During the last 30 years, since we mapped and discovered that mutations in COMP cause PSACH, our research has focused on understanding the natural history and underlying molecular pathology of PSACH, a dwarfing condition that is associated with joint laxity, joint abnormalities, pain, and early onset osteoarthritis.  Having delineated the pathologic effects of MT-COMP on growth plate chondrocytes and applied different therapeutics that reduced the pathology, we now have turned our research focus to articular cartilage, ligaments and tendons, all of which likely contribute to the joint instability and erosion in this dwarfing condition.  We are also using different treatment regimens to reduce the joint abnormalities and early onset osteoarthritis that are characteristic of this dwarfing condition.


Nonsyndromic cleft lip and palate
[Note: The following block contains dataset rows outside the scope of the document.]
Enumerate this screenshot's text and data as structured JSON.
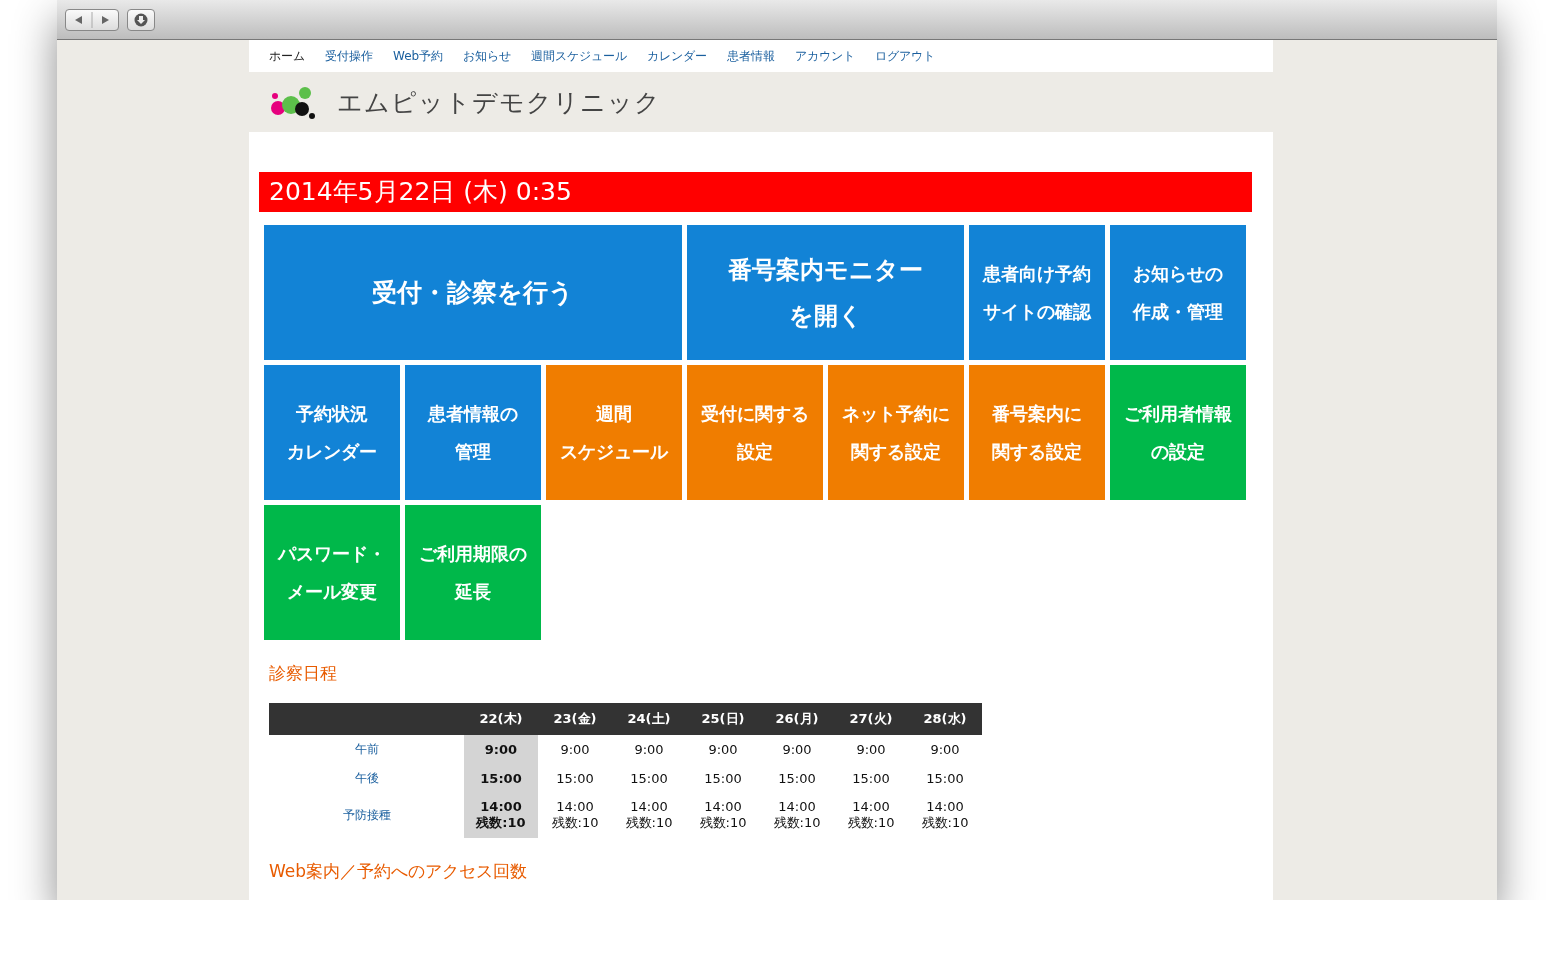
{
  "nav": [
    {
      "label": "ホーム",
      "selected": true
    },
    {
      "label": "受付操作",
      "selected": false
    },
    {
      "label": "Web予約",
      "selected": false
    },
    {
      "label": "お知らせ",
      "selected": false
    },
    {
      "label": "週間スケジュール",
      "selected": false
    },
    {
      "label": "カレンダー",
      "selected": false
    },
    {
      "label": "患者情報",
      "selected": false
    },
    {
      "label": "アカウント",
      "selected": false
    },
    {
      "label": "ログアウト",
      "selected": false
    }
  ],
  "clinic_name": "エムピットデモクリニック",
  "date_banner": "2014年5月22日 (木) 0:35",
  "tiles": [
    {
      "kind": "large",
      "color": "#1283d6",
      "lines": [
        "受付・診察を行う"
      ]
    },
    {
      "kind": "medium",
      "color": "#1283d6",
      "lines": [
        "番号案内モニター",
        "を開く"
      ]
    },
    {
      "kind": "small",
      "color": "#1283d6",
      "lines": [
        "患者向け予約",
        "サイトの確認"
      ]
    },
    {
      "kind": "small",
      "color": "#1283d6",
      "lines": [
        "お知らせの",
        "作成・管理"
      ]
    },
    {
      "kind": "small",
      "color": "#1283d6",
      "lines": [
        "予約状況",
        "カレンダー"
      ]
    },
    {
      "kind": "small",
      "color": "#1283d6",
      "lines": [
        "患者情報の",
        "管理"
      ]
    },
    {
      "kind": "small",
      "color": "#f07d00",
      "lines": [
        "週間",
        "スケジュール"
      ]
    },
    {
      "kind": "small",
      "color": "#f07d00",
      "lines": [
        "受付に関する",
        "設定"
      ]
    },
    {
      "kind": "small",
      "color": "#f07d00",
      "lines": [
        "ネット予約に",
        "関する設定"
      ]
    },
    {
      "kind": "small",
      "color": "#f07d00",
      "lines": [
        "番号案内に",
        "関する設定"
      ]
    },
    {
      "kind": "small",
      "color": "#00b84a",
      "lines": [
        "ご利用者情報",
        "の設定"
      ]
    },
    {
      "kind": "small",
      "color": "#00b84a",
      "lines": [
        "パスワード・",
        "メール変更"
      ]
    },
    {
      "kind": "small",
      "color": "#00b84a",
      "lines": [
        "ご利用期限の",
        "延長"
      ]
    }
  ],
  "schedule": {
    "title": "診察日程",
    "columns": [
      {
        "label": "22(木)",
        "selected": true
      },
      {
        "label": "23(金)",
        "selected": false
      },
      {
        "label": "24(土)",
        "selected": false
      },
      {
        "label": "25(日)",
        "selected": false
      },
      {
        "label": "26(月)",
        "selected": false
      },
      {
        "label": "27(火)",
        "selected": false
      },
      {
        "label": "28(水)",
        "selected": false
      }
    ],
    "rows": [
      {
        "label": "午前",
        "cells": [
          [
            "9:00"
          ],
          [
            "9:00"
          ],
          [
            "9:00"
          ],
          [
            "9:00"
          ],
          [
            "9:00"
          ],
          [
            "9:00"
          ],
          [
            "9:00"
          ]
        ]
      },
      {
        "label": "午後",
        "cells": [
          [
            "15:00"
          ],
          [
            "15:00"
          ],
          [
            "15:00"
          ],
          [
            "15:00"
          ],
          [
            "15:00"
          ],
          [
            "15:00"
          ],
          [
            "15:00"
          ]
        ]
      },
      {
        "label": "予防接種",
        "cells": [
          [
            "14:00",
            "残数:10"
          ],
          [
            "14:00",
            "残数:10"
          ],
          [
            "14:00",
            "残数:10"
          ],
          [
            "14:00",
            "残数:10"
          ],
          [
            "14:00",
            "残数:10"
          ],
          [
            "14:00",
            "残数:10"
          ],
          [
            "14:00",
            "残数:10"
          ]
        ]
      }
    ]
  },
  "access_title": "Web案内／予約へのアクセス回数"
}
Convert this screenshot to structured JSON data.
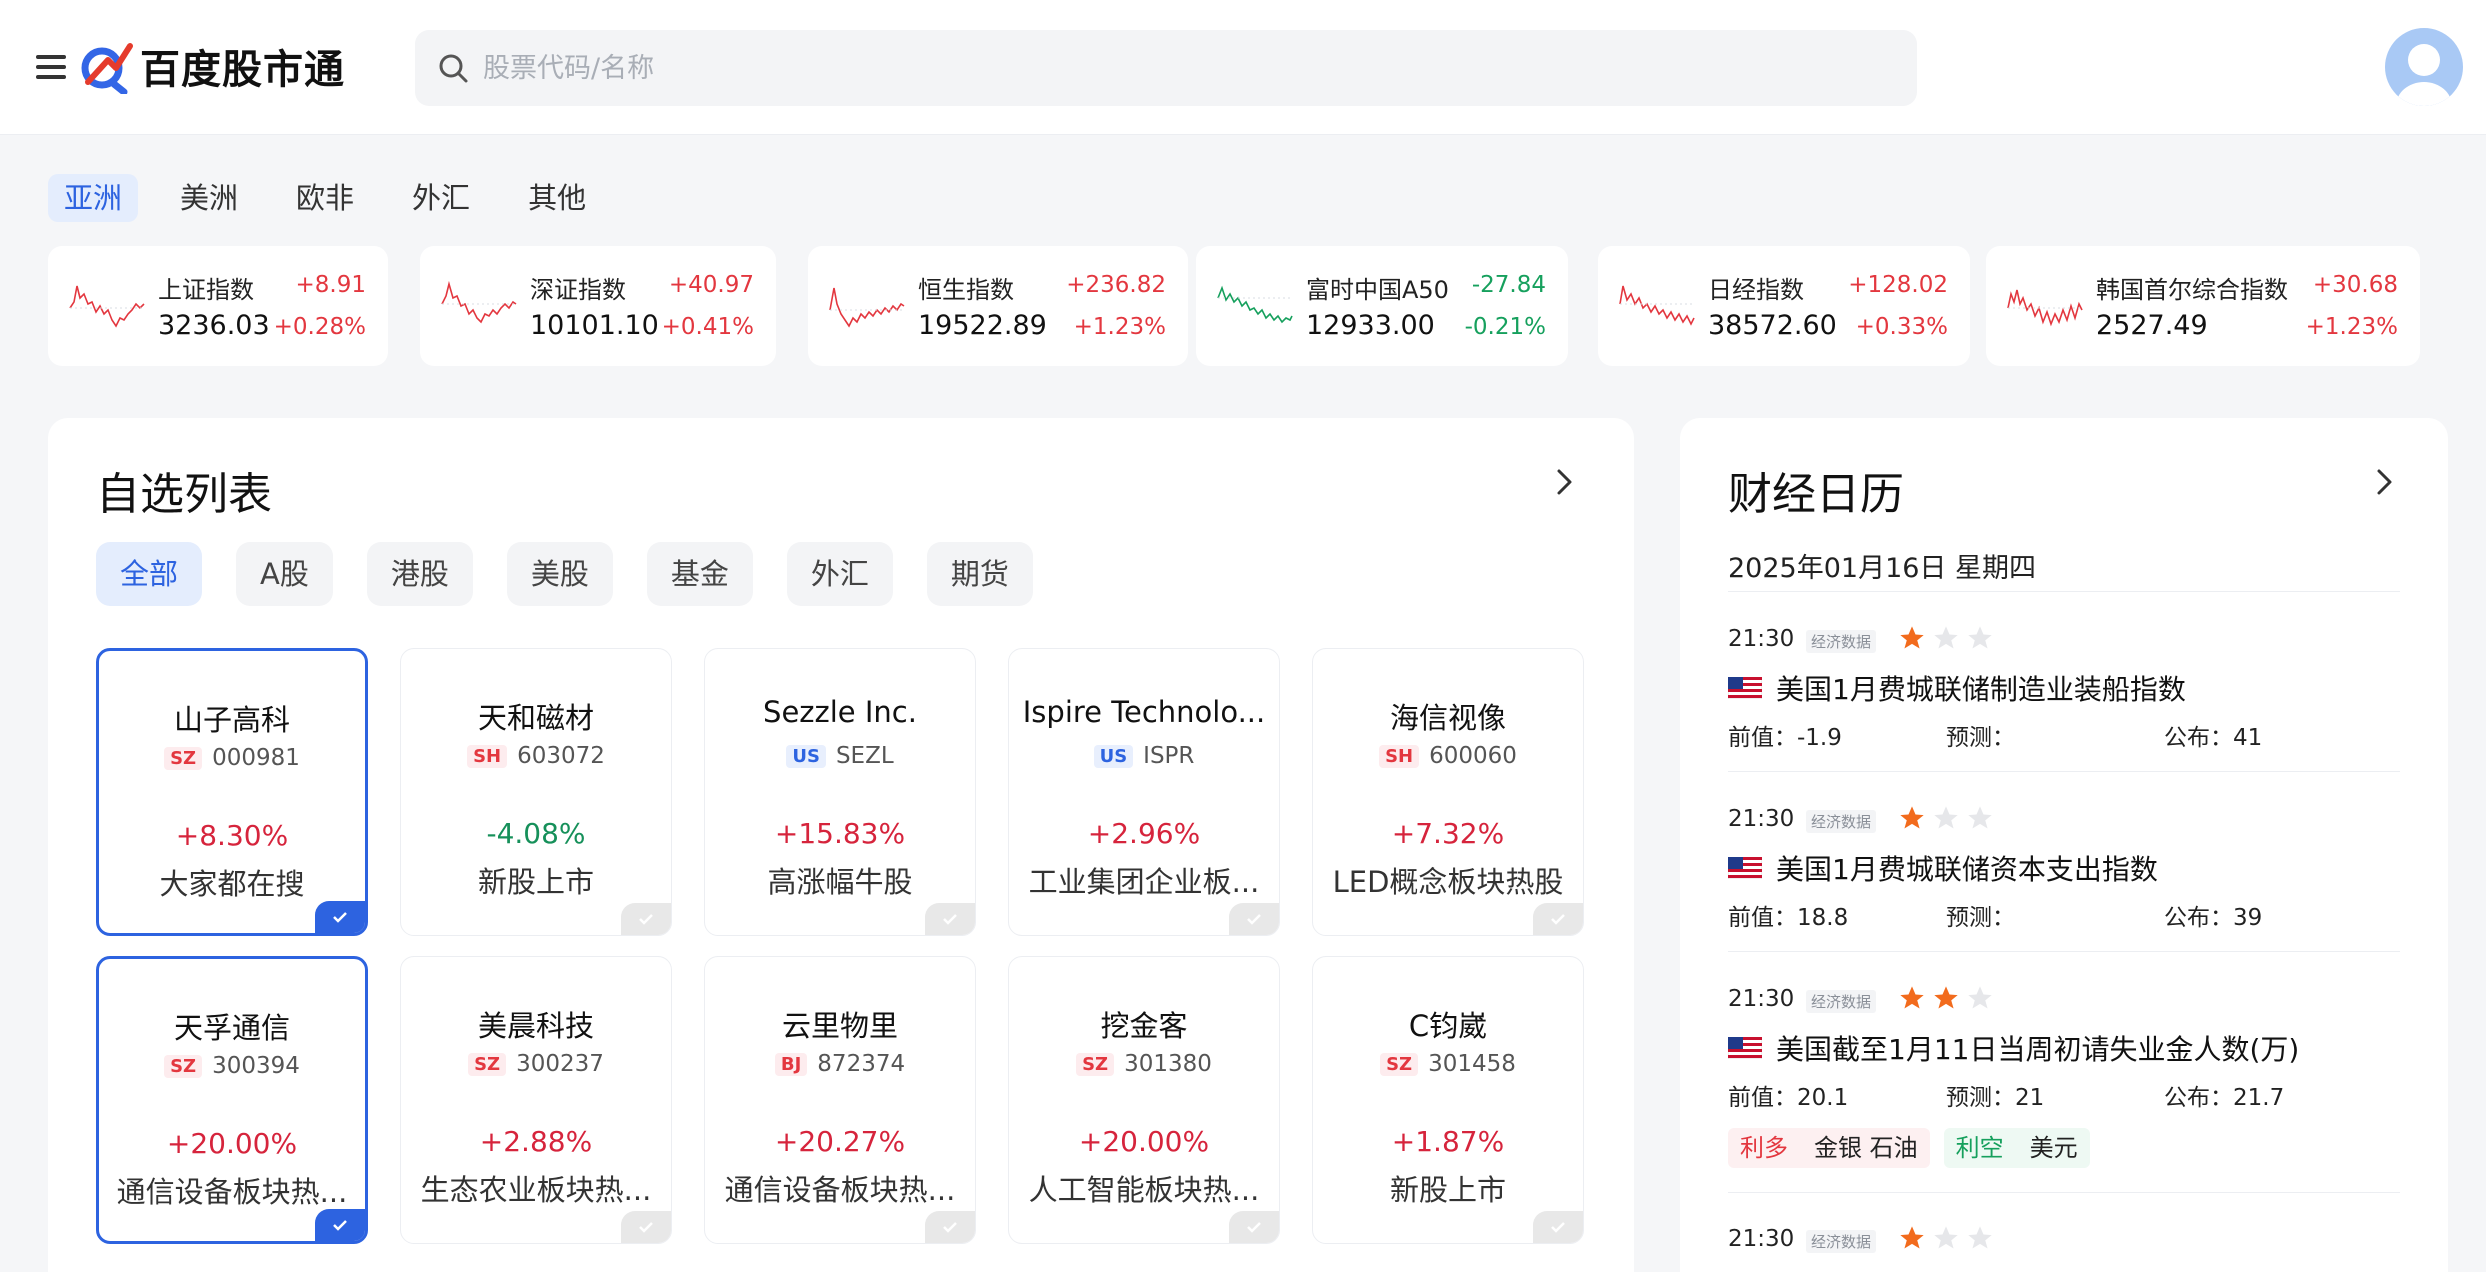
{
  "app": {
    "logo_text": "百度股市通"
  },
  "search": {
    "placeholder": "股票代码/名称"
  },
  "colors": {
    "accent": "#2d63e0",
    "up": "#e3373f",
    "down": "#16a05d"
  },
  "region_tabs": [
    {
      "label": "亚洲",
      "active": true
    },
    {
      "label": "美洲"
    },
    {
      "label": "欧非"
    },
    {
      "label": "外汇"
    },
    {
      "label": "其他"
    }
  ],
  "indices": [
    {
      "name": "上证指数",
      "price": "3236.03",
      "change": "+8.91",
      "pct": "+0.28%",
      "direction": "up"
    },
    {
      "name": "深证指数",
      "price": "10101.10",
      "change": "+40.97",
      "pct": "+0.41%",
      "direction": "up"
    },
    {
      "name": "恒生指数",
      "price": "19522.89",
      "change": "+236.82",
      "pct": "+1.23%",
      "direction": "up"
    },
    {
      "name": "富时中国A50",
      "price": "12933.00",
      "change": "-27.84",
      "pct": "-0.21%",
      "direction": "down"
    },
    {
      "name": "日经指数",
      "price": "38572.60",
      "change": "+128.02",
      "pct": "+0.33%",
      "direction": "up"
    },
    {
      "name": "韩国首尔综合指数",
      "price": "2527.49",
      "change": "+30.68",
      "pct": "+1.23%",
      "direction": "up"
    }
  ],
  "watchlist": {
    "title": "自选列表",
    "tabs": [
      {
        "label": "全部",
        "active": true
      },
      {
        "label": "A股"
      },
      {
        "label": "港股"
      },
      {
        "label": "美股"
      },
      {
        "label": "基金"
      },
      {
        "label": "外汇"
      },
      {
        "label": "期货"
      }
    ],
    "stocks": [
      {
        "name": "山子高科",
        "market": "SZ",
        "code": "000981",
        "pct": "+8.30%",
        "tag": "大家都在搜",
        "selected": true
      },
      {
        "name": "天和磁材",
        "market": "SH",
        "code": "603072",
        "pct": "-4.08%",
        "tag": "新股上市",
        "selected": false
      },
      {
        "name": "Sezzle Inc.",
        "market": "US",
        "code": "SEZL",
        "pct": "+15.83%",
        "tag": "高涨幅牛股",
        "selected": false
      },
      {
        "name": "Ispire Technolo...",
        "market": "US",
        "code": "ISPR",
        "pct": "+2.96%",
        "tag": "工业集团企业板...",
        "selected": false
      },
      {
        "name": "海信视像",
        "market": "SH",
        "code": "600060",
        "pct": "+7.32%",
        "tag": "LED概念板块热股",
        "selected": false
      },
      {
        "name": "天孚通信",
        "market": "SZ",
        "code": "300394",
        "pct": "+20.00%",
        "tag": "通信设备板块热...",
        "selected": true
      },
      {
        "name": "美晨科技",
        "market": "SZ",
        "code": "300237",
        "pct": "+2.88%",
        "tag": "生态农业板块热...",
        "selected": false
      },
      {
        "name": "云里物里",
        "market": "BJ",
        "code": "872374",
        "pct": "+20.27%",
        "tag": "通信设备板块热...",
        "selected": false
      },
      {
        "name": "挖金客",
        "market": "SZ",
        "code": "301380",
        "pct": "+20.00%",
        "tag": "人工智能板块热...",
        "selected": false
      },
      {
        "name": "C钧崴",
        "market": "SZ",
        "code": "301458",
        "pct": "+1.87%",
        "tag": "新股上市",
        "selected": false
      }
    ]
  },
  "calendar": {
    "title": "财经日历",
    "date": "2025年01月16日 星期四",
    "events": [
      {
        "time": "21:30",
        "badge": "经济数据",
        "stars": 1,
        "title": "美国1月费城联储制造业装船指数",
        "prev": "前值：-1.9",
        "forecast": "预测：",
        "actual": "公布：41"
      },
      {
        "time": "21:30",
        "badge": "经济数据",
        "stars": 1,
        "title": "美国1月费城联储资本支出指数",
        "prev": "前值：18.8",
        "forecast": "预测：",
        "actual": "公布：39"
      },
      {
        "time": "21:30",
        "badge": "经济数据",
        "stars": 2,
        "title": "美国截至1月11日当周初请失业金人数(万)",
        "prev": "前值：20.1",
        "forecast": "预测：21",
        "actual": "公布：21.7",
        "tags": [
          {
            "kind": "bull",
            "key": "利多",
            "value": "金银 石油"
          },
          {
            "kind": "bear",
            "key": "利空",
            "value": "美元"
          }
        ]
      },
      {
        "time": "21:30",
        "badge": "经济数据",
        "stars": 1
      }
    ]
  }
}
My research for the last 3 decades has focused on delineating and identifying the clinical and genetic aspects nonsyndromic cleft lip and palate (NSCLP), a common and deforming orofacial birth defect affecting more than 4000 newborns each year in the US.  NSCLP inflicts significant psychological, medical, dental and financial burdens that reduce quality of life.  Therefore, identifying the genetic factors that contribute to NSCLP is a number 1 priority.  To accomplish this goal, we combine our expertise in zebrafish and human genetics to identify genetic pathways underlying NSCLP.  We are using family-based genome-wide and association approaches and have identified numerous genes and pathways that have been functionally validated.  Based on our previous work, we recognize that perturbations across multiple genes within and between pathways underlies NSCLP and these changes may be individual/family specific.  Therefore, we focus on characterization of genetic pathways using our large collection of well characterized nonHispanic white and Hispanic multiplex and simplex families to test the functional outcomes from zebrafish.